» **What the task asks**:
Return the lines below that contain "this".

☆ ☆ ☆ ☆

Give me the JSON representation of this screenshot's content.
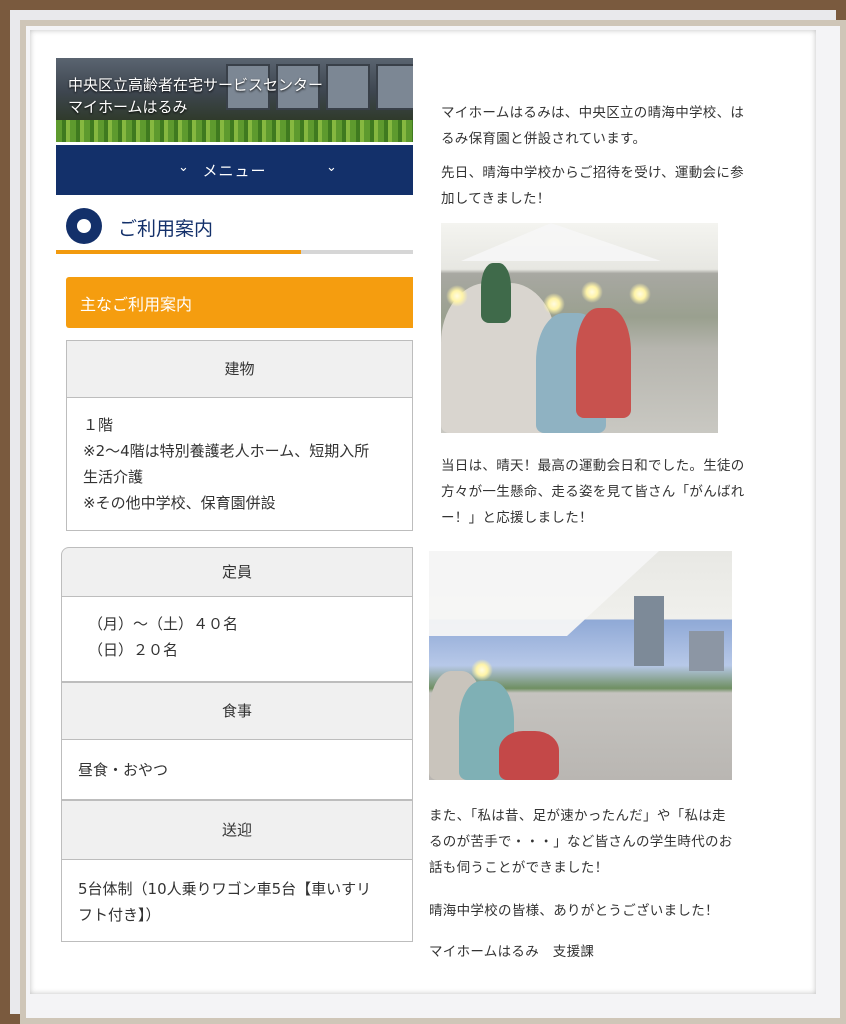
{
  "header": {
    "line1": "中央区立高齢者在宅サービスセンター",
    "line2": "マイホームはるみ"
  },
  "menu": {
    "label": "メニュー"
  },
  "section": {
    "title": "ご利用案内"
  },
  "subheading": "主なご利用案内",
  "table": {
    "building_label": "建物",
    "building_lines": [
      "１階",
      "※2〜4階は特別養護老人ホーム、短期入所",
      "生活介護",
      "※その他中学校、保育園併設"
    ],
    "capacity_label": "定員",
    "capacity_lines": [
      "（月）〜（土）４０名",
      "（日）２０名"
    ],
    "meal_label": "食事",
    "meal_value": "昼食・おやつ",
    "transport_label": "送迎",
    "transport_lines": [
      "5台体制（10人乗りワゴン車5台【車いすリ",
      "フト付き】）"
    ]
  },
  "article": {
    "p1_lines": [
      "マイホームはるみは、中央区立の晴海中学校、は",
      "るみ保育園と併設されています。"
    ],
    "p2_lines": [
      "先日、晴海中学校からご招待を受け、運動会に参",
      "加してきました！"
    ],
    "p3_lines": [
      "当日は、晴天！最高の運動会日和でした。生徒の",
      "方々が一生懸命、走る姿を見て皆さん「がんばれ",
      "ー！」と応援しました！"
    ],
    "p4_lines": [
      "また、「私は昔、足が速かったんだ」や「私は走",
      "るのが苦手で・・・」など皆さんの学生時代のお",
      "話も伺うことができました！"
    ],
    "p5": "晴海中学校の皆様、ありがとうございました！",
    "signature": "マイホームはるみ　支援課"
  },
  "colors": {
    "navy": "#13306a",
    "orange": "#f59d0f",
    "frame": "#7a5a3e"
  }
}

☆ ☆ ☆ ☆

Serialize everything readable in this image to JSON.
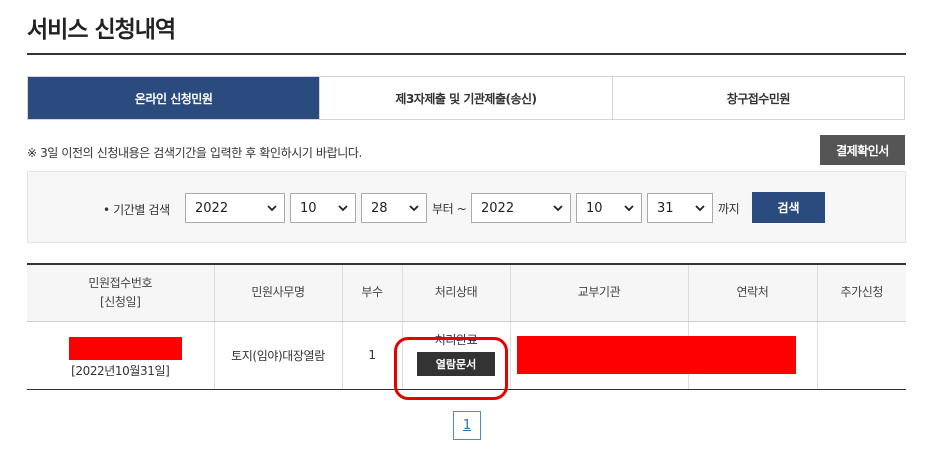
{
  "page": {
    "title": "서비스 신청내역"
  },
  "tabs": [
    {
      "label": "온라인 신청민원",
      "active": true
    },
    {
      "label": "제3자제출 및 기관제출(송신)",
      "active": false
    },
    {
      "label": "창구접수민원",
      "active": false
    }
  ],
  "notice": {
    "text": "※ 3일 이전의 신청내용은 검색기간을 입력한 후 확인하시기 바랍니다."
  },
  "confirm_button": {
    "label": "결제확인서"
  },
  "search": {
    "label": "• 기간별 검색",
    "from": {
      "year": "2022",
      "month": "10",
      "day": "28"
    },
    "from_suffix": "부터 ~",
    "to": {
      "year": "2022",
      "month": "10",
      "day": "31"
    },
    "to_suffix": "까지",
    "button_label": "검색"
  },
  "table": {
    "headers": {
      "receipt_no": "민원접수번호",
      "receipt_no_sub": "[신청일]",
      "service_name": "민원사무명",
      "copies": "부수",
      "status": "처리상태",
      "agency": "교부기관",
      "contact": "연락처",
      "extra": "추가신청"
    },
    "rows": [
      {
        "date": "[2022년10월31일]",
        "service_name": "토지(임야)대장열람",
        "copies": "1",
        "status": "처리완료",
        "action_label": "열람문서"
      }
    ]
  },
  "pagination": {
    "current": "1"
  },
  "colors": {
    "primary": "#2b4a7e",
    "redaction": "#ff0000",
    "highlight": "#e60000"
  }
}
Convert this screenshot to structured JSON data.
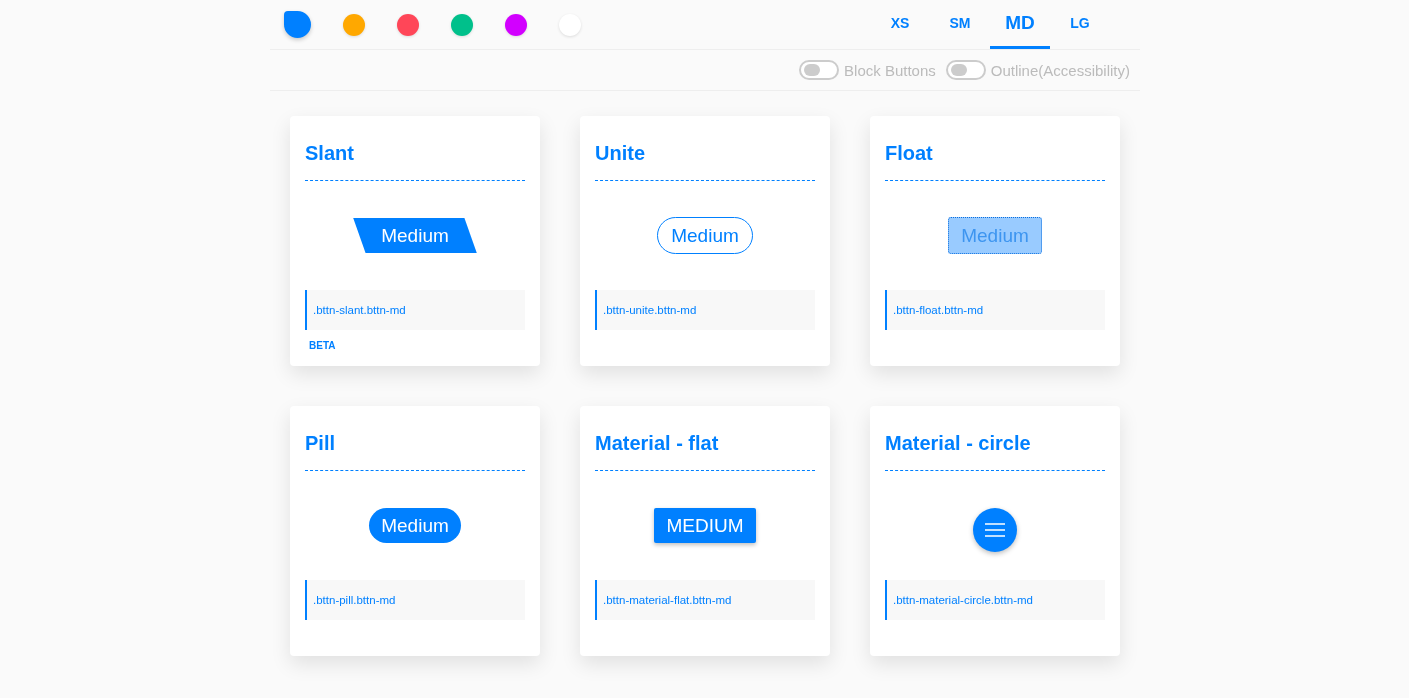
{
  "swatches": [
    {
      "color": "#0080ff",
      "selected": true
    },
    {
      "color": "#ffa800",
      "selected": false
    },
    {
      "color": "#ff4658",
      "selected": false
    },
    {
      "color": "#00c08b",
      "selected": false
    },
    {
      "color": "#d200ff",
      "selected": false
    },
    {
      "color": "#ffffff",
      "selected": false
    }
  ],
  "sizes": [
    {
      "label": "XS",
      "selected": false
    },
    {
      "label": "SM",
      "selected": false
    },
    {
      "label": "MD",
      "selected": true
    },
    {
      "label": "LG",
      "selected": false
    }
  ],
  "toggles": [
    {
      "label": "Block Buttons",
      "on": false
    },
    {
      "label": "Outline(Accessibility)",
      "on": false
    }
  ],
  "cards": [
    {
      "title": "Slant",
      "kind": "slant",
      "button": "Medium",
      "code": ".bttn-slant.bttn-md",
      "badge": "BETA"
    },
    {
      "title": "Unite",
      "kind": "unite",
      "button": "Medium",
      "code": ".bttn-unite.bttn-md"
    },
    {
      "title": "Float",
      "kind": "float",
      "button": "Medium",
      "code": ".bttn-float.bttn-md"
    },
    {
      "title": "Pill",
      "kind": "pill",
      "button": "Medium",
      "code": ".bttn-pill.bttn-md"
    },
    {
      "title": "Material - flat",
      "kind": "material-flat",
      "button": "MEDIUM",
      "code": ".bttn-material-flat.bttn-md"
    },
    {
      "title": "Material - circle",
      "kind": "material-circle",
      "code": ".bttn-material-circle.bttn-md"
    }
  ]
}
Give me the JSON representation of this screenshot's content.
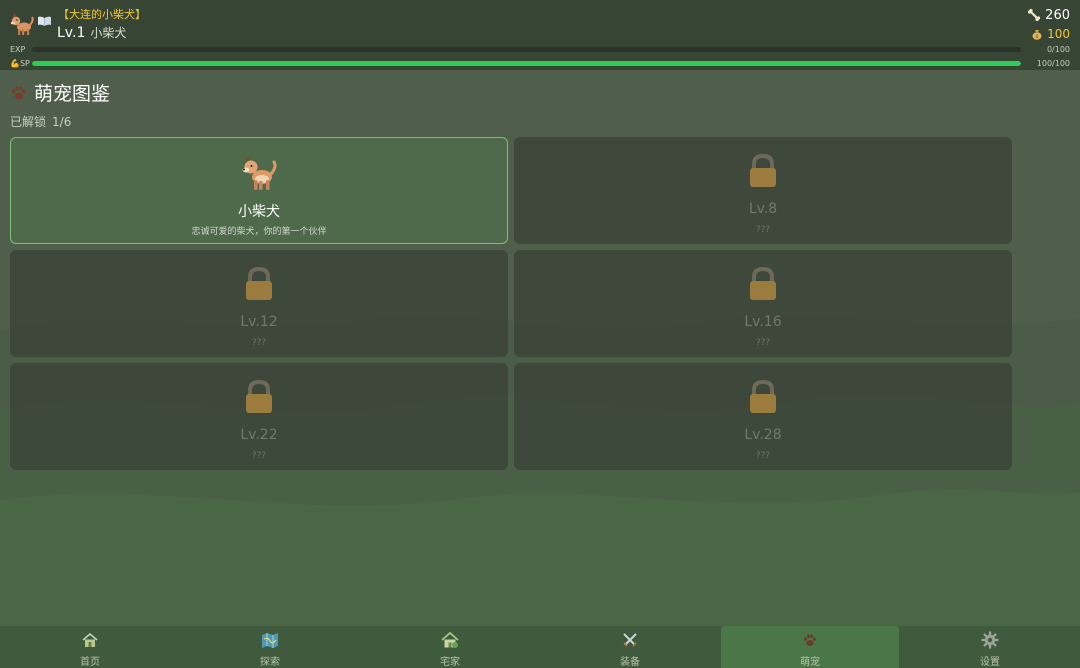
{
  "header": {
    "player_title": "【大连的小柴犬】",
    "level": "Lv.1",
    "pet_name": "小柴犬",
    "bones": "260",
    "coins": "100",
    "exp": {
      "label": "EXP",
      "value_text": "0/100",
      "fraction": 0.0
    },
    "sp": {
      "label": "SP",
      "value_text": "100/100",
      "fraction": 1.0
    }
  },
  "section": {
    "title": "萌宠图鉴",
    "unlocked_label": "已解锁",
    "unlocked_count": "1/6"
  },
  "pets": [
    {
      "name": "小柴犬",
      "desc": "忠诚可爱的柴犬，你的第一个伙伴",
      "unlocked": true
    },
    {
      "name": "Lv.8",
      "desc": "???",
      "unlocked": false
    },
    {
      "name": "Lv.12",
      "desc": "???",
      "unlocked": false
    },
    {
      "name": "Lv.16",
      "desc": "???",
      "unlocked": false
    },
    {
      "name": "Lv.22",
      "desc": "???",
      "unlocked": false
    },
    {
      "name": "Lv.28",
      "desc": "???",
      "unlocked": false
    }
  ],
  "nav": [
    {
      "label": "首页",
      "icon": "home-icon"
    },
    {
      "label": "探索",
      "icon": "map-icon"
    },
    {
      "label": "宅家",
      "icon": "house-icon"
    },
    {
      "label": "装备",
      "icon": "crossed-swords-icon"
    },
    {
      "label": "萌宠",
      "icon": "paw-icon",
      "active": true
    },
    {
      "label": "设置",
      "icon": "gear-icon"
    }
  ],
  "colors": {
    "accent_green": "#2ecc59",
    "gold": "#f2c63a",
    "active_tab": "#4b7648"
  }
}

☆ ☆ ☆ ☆

» **Answer to the problem**:
Give me the JSON representation of this screenshot's content.
Serialize everything readable in this image to JSON.
Convert this screenshot to structured JSON data.
Give me the JSON representation of this screenshot's content.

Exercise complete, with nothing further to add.